INPUT MATERIAL —
※ ※ ※

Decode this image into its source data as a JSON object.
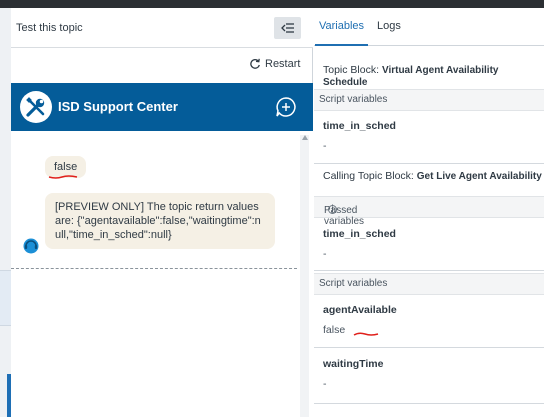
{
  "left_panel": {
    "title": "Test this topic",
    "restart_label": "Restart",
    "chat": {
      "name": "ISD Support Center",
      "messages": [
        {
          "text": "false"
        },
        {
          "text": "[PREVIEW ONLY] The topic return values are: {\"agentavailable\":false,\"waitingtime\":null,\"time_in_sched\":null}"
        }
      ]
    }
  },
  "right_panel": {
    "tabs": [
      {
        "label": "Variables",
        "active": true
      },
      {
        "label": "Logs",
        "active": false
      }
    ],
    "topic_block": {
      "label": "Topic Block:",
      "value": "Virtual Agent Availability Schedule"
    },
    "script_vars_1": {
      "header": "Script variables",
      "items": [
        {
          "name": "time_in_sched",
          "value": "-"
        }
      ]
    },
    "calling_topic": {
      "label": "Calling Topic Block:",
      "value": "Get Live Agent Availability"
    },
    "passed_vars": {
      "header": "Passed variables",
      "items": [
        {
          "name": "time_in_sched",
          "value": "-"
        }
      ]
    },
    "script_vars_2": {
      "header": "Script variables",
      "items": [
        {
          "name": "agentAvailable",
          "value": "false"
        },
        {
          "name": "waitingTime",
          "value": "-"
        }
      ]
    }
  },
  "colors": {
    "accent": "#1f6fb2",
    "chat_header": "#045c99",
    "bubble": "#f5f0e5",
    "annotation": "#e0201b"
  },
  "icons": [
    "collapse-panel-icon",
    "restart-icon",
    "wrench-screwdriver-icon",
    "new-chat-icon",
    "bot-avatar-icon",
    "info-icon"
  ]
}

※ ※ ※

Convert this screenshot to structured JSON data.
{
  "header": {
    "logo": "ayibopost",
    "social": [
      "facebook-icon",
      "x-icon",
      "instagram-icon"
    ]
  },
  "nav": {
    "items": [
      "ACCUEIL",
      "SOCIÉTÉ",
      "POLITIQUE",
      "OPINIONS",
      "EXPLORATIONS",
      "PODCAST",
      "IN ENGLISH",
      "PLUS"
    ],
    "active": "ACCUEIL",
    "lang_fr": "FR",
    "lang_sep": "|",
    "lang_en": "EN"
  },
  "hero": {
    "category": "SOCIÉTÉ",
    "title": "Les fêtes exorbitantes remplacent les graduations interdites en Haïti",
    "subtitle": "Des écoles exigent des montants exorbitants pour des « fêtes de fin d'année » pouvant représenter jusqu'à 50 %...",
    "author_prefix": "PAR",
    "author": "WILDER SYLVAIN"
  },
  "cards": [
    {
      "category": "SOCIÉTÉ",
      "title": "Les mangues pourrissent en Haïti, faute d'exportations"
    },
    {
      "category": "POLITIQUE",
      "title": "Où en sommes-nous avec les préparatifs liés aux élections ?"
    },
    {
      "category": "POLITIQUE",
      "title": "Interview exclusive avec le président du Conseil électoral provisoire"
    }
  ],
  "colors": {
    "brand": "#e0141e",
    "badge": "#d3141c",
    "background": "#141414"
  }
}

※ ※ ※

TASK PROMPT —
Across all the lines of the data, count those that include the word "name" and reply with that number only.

TASK ANSWER —
5